- Task goal -
Write out, word for word, only the lines from the one with "What's the underlying" to the end of the data below.

- Dataset records -
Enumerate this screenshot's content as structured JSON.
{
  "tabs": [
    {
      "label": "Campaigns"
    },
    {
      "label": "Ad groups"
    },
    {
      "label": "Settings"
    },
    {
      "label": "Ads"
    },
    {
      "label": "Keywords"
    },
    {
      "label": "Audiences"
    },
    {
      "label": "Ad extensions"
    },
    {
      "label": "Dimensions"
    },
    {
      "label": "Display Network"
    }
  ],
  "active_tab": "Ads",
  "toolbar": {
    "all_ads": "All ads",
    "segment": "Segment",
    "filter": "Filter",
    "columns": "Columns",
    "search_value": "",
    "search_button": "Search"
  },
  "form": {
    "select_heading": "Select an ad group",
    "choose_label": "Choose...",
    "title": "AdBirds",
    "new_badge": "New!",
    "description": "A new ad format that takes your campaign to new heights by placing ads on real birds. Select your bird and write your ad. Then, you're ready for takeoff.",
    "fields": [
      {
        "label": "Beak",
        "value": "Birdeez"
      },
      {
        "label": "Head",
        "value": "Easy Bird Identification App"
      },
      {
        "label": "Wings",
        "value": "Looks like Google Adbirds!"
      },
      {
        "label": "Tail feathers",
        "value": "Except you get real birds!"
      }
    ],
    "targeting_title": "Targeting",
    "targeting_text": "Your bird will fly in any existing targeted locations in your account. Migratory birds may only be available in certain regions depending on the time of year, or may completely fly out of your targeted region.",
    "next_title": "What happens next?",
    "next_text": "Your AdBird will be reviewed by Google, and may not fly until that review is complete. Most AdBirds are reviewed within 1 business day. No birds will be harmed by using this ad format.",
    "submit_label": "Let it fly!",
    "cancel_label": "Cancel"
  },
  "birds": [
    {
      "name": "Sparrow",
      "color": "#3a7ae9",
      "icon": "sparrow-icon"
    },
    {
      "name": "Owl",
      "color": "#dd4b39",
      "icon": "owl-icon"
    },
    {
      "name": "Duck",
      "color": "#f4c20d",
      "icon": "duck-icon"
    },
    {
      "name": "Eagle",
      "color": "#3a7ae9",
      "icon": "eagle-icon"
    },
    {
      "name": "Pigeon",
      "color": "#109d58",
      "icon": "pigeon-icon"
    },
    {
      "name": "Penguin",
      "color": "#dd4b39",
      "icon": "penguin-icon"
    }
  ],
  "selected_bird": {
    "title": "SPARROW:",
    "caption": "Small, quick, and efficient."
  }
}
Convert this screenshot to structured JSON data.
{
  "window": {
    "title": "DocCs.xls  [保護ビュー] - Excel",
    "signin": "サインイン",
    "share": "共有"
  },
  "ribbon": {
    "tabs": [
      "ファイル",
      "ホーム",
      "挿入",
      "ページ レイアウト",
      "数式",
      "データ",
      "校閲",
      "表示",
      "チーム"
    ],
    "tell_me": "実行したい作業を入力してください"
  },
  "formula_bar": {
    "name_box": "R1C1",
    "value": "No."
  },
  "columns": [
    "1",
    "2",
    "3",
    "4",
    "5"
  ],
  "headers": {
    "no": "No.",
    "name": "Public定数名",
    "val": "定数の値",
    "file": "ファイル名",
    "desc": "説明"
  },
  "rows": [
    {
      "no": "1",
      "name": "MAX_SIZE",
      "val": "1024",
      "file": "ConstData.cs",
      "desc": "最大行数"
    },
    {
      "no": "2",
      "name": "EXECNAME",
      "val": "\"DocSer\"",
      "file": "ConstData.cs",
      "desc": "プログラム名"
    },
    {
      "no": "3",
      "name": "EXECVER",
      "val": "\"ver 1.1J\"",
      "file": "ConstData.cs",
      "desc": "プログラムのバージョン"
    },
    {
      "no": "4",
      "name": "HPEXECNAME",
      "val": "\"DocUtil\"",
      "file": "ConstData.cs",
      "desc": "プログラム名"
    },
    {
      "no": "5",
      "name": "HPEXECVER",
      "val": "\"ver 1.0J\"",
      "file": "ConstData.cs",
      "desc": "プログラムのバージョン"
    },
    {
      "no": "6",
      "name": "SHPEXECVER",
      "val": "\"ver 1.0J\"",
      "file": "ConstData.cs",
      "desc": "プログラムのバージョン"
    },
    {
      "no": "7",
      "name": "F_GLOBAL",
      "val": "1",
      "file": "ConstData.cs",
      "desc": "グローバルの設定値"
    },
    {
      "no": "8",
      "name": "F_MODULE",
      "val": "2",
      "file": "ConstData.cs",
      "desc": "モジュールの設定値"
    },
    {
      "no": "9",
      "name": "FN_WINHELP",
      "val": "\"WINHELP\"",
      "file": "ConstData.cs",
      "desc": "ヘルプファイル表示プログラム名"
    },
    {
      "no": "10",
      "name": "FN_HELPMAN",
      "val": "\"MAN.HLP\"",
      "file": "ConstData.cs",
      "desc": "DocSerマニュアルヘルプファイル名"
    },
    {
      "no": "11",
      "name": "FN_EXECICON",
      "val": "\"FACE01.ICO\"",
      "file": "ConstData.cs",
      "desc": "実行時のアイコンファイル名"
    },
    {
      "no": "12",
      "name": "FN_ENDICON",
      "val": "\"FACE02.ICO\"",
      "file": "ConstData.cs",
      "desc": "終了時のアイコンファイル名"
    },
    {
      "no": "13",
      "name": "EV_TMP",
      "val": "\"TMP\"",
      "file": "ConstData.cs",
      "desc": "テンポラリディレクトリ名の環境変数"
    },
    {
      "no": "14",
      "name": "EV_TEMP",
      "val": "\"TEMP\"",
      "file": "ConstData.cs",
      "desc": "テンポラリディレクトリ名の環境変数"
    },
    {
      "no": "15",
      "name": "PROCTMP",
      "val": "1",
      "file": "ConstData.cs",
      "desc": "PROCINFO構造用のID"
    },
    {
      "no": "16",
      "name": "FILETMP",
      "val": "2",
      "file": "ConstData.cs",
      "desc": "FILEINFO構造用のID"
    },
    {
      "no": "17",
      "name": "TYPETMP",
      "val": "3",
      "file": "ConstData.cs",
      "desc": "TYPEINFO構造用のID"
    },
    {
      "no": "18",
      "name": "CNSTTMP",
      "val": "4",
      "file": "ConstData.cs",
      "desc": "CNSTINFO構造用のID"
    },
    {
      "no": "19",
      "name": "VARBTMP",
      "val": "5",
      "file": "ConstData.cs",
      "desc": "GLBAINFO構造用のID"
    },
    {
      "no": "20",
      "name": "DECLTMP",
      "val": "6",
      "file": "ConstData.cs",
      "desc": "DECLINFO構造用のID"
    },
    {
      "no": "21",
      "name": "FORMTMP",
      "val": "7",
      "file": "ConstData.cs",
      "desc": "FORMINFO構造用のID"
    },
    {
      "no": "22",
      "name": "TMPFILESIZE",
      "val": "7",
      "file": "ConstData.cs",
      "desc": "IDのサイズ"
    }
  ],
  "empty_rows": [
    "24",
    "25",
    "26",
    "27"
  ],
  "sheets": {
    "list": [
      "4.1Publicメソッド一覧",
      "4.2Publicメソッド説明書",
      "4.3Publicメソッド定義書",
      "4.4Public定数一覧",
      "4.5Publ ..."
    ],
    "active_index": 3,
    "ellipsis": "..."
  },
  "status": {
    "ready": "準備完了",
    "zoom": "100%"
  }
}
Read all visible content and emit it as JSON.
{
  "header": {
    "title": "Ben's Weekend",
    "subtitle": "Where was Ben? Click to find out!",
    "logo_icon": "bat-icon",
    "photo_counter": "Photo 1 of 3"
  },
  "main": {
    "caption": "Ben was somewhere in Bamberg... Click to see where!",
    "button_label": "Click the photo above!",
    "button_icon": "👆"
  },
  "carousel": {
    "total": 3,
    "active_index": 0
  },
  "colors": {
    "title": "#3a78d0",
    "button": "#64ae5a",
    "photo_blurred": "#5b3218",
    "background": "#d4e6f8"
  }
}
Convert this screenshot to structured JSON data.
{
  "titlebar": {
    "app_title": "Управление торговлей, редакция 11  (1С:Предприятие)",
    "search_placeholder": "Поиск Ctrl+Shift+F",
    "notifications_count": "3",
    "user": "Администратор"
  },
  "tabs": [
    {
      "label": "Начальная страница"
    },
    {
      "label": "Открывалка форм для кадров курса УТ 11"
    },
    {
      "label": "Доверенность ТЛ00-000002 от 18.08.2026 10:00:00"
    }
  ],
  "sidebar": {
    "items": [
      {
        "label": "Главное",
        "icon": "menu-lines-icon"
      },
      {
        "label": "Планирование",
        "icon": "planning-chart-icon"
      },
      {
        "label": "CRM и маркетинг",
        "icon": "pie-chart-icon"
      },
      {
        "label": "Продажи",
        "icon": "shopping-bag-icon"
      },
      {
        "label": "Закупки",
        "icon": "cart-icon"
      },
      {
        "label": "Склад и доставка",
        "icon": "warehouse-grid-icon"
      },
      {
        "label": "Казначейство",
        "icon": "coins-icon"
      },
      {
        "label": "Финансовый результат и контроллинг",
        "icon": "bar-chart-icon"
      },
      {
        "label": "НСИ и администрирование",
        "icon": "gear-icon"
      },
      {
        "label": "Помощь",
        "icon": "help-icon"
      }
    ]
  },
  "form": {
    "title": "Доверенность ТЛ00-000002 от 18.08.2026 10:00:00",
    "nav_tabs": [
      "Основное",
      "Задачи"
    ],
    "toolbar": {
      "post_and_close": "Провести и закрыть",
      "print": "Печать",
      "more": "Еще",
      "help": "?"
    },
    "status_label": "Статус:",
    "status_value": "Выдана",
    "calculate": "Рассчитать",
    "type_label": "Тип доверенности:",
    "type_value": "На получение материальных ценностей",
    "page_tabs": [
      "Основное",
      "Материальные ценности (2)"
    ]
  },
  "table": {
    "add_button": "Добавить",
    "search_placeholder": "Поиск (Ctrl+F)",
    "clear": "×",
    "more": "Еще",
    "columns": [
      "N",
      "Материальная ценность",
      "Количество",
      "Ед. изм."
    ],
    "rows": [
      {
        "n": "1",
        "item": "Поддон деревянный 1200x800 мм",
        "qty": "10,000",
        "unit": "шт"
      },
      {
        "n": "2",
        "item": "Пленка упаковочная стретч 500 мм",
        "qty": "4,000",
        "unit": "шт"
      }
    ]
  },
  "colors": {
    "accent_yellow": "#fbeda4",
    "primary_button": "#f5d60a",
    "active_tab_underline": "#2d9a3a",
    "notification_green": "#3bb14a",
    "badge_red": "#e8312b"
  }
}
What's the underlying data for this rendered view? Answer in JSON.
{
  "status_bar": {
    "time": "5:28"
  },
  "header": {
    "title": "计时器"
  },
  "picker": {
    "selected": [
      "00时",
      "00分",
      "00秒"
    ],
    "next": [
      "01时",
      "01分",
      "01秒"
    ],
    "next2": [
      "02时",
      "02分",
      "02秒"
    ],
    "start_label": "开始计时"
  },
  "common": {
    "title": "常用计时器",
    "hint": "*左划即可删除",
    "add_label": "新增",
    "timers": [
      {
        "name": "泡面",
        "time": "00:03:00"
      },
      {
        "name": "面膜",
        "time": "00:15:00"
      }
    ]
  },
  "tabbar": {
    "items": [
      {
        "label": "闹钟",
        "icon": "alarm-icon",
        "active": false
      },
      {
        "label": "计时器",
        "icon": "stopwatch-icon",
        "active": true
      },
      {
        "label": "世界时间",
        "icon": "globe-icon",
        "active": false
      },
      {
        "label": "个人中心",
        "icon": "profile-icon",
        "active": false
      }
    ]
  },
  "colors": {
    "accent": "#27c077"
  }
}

- Task result -
What's the underlying data for this rendered view? Answer in JSON.
{
  "status_bar": {
    "time": "5:28"
  },
  "header": {
    "title": "计时器"
  },
  "picker": {
    "selected": [
      "00时",
      "00分",
      "00秒"
    ],
    "next": [
      "01时",
      "01分",
      "01秒"
    ],
    "next2": [
      "02时",
      "02分",
      "02秒"
    ],
    "start_label": "开始计时"
  },
  "common": {
    "title": "常用计时器",
    "hint": "*左划即可删除",
    "add_label": "新增",
    "timers": [
      {
        "name": "泡面",
        "time": "00:03:00"
      },
      {
        "name": "面膜",
        "time": "00:15:00"
      }
    ]
  },
  "tabbar": {
    "items": [
      {
        "label": "闹钟",
        "icon": "alarm-icon",
        "active": false
      },
      {
        "label": "计时器",
        "icon": "stopwatch-icon",
        "active": true
      },
      {
        "label": "世界时间",
        "icon": "globe-icon",
        "active": false
      },
      {
        "label": "个人中心",
        "icon": "profile-icon",
        "active": false
      }
    ]
  },
  "colors": {
    "accent": "#27c077"
  }
}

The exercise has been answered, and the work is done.